**Recorded data**
━━━━━━━━
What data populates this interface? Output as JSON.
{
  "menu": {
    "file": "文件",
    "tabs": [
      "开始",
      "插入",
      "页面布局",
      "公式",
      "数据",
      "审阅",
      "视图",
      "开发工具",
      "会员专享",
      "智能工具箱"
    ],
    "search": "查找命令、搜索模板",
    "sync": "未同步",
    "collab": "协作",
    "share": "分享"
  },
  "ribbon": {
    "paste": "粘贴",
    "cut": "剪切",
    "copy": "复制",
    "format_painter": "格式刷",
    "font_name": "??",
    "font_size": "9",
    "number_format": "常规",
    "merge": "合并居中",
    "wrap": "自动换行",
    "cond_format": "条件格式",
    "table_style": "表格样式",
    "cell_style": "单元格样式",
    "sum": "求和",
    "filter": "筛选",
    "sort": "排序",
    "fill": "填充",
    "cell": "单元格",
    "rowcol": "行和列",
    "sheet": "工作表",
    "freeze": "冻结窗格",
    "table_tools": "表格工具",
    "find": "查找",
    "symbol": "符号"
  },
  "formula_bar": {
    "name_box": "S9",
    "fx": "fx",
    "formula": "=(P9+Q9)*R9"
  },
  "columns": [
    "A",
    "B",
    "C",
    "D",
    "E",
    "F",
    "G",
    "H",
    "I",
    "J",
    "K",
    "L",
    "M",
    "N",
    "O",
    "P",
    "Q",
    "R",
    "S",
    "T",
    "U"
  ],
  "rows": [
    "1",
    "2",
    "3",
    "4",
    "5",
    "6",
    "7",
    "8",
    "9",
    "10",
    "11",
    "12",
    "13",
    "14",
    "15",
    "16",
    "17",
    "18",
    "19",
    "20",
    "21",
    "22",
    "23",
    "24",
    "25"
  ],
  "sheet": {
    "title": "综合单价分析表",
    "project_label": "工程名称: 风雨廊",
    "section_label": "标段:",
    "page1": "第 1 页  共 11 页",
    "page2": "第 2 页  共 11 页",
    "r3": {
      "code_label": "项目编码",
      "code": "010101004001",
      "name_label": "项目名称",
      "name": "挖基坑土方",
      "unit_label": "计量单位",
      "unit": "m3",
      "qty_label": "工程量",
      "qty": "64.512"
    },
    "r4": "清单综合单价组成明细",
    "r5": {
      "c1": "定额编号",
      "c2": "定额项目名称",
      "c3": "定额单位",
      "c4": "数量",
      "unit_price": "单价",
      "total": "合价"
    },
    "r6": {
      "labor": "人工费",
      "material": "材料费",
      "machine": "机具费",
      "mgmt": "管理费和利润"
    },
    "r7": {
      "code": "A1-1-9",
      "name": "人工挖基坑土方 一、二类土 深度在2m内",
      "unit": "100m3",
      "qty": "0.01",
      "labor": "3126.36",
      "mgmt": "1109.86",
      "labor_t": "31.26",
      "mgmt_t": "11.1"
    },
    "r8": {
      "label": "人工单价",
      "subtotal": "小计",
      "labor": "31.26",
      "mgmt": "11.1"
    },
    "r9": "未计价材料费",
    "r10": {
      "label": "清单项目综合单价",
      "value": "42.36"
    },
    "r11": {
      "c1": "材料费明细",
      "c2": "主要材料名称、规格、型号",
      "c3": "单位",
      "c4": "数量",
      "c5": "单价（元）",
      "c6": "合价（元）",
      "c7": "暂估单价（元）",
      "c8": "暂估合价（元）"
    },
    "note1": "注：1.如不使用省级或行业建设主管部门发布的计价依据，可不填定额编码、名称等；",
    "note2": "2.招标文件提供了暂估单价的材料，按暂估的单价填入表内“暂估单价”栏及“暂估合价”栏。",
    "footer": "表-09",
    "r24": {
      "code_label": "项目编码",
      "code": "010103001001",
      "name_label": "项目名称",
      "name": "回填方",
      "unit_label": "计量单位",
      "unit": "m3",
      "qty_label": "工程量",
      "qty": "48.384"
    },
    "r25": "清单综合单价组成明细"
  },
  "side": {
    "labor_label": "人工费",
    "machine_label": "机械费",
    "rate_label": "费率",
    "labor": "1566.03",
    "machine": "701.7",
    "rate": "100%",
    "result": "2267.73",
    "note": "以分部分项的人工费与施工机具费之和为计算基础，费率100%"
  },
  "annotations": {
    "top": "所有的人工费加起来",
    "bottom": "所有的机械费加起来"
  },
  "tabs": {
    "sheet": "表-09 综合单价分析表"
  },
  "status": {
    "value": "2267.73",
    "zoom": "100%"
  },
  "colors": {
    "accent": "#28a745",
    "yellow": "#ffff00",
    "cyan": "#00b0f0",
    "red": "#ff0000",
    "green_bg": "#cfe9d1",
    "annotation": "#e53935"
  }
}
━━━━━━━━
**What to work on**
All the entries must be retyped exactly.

**Reply**
What data populates this interface? Output as JSON.
{
  "menu": {
    "file": "文件",
    "tabs": [
      "开始",
      "插入",
      "页面布局",
      "公式",
      "数据",
      "审阅",
      "视图",
      "开发工具",
      "会员专享",
      "智能工具箱"
    ],
    "search": "查找命令、搜索模板",
    "sync": "未同步",
    "collab": "协作",
    "share": "分享"
  },
  "ribbon": {
    "paste": "粘贴",
    "cut": "剪切",
    "copy": "复制",
    "format_painter": "格式刷",
    "font_name": "??",
    "font_size": "9",
    "number_format": "常规",
    "merge": "合并居中",
    "wrap": "自动换行",
    "cond_format": "条件格式",
    "table_style": "表格样式",
    "cell_style": "单元格样式",
    "sum": "求和",
    "filter": "筛选",
    "sort": "排序",
    "fill": "填充",
    "cell": "单元格",
    "rowcol": "行和列",
    "sheet": "工作表",
    "freeze": "冻结窗格",
    "table_tools": "表格工具",
    "find": "查找",
    "symbol": "符号"
  },
  "formula_bar": {
    "name_box": "S9",
    "fx": "fx",
    "formula": "=(P9+Q9)*R9"
  },
  "columns": [
    "A",
    "B",
    "C",
    "D",
    "E",
    "F",
    "G",
    "H",
    "I",
    "J",
    "K",
    "L",
    "M",
    "N",
    "O",
    "P",
    "Q",
    "R",
    "S",
    "T",
    "U"
  ],
  "rows": [
    "1",
    "2",
    "3",
    "4",
    "5",
    "6",
    "7",
    "8",
    "9",
    "10",
    "11",
    "12",
    "13",
    "14",
    "15",
    "16",
    "17",
    "18",
    "19",
    "20",
    "21",
    "22",
    "23",
    "24",
    "25"
  ],
  "sheet": {
    "title": "综合单价分析表",
    "project_label": "工程名称: 风雨廊",
    "section_label": "标段:",
    "page1": "第 1 页  共 11 页",
    "page2": "第 2 页  共 11 页",
    "r3": {
      "code_label": "项目编码",
      "code": "010101004001",
      "name_label": "项目名称",
      "name": "挖基坑土方",
      "unit_label": "计量单位",
      "unit": "m3",
      "qty_label": "工程量",
      "qty": "64.512"
    },
    "r4": "清单综合单价组成明细",
    "r5": {
      "c1": "定额编号",
      "c2": "定额项目名称",
      "c3": "定额单位",
      "c4": "数量",
      "unit_price": "单价",
      "total": "合价"
    },
    "r6": {
      "labor": "人工费",
      "material": "材料费",
      "machine": "机具费",
      "mgmt": "管理费和利润"
    },
    "r7": {
      "code": "A1-1-9",
      "name": "人工挖基坑土方 一、二类土 深度在2m内",
      "unit": "100m3",
      "qty": "0.01",
      "labor": "3126.36",
      "mgmt": "1109.86",
      "labor_t": "31.26",
      "mgmt_t": "11.1"
    },
    "r8": {
      "label": "人工单价",
      "subtotal": "小计",
      "labor": "31.26",
      "mgmt": "11.1"
    },
    "r9": "未计价材料费",
    "r10": {
      "label": "清单项目综合单价",
      "value": "42.36"
    },
    "r11": {
      "c1": "材料费明细",
      "c2": "主要材料名称、规格、型号",
      "c3": "单位",
      "c4": "数量",
      "c5": "单价（元）",
      "c6": "合价（元）",
      "c7": "暂估单价（元）",
      "c8": "暂估合价（元）"
    },
    "note1": "注：1.如不使用省级或行业建设主管部门发布的计价依据，可不填定额编码、名称等；",
    "note2": "2.招标文件提供了暂估单价的材料，按暂估的单价填入表内“暂估单价”栏及“暂估合价”栏。",
    "footer": "表-09",
    "r24": {
      "code_label": "项目编码",
      "code": "010103001001",
      "name_label": "项目名称",
      "name": "回填方",
      "unit_label": "计量单位",
      "unit": "m3",
      "qty_label": "工程量",
      "qty": "48.384"
    },
    "r25": "清单综合单价组成明细"
  },
  "side": {
    "labor_label": "人工费",
    "machine_label": "机械费",
    "rate_label": "费率",
    "labor": "1566.03",
    "machine": "701.7",
    "rate": "100%",
    "result": "2267.73",
    "note": "以分部分项的人工费与施工机具费之和为计算基础，费率100%"
  },
  "annotations": {
    "top": "所有的人工费加起来",
    "bottom": "所有的机械费加起来"
  },
  "tabs": {
    "sheet": "表-09 综合单价分析表"
  },
  "status": {
    "value": "2267.73",
    "zoom": "100%"
  },
  "colors": {
    "accent": "#28a745",
    "yellow": "#ffff00",
    "cyan": "#00b0f0",
    "red": "#ff0000",
    "green_bg": "#cfe9d1",
    "annotation": "#e53935"
  }
}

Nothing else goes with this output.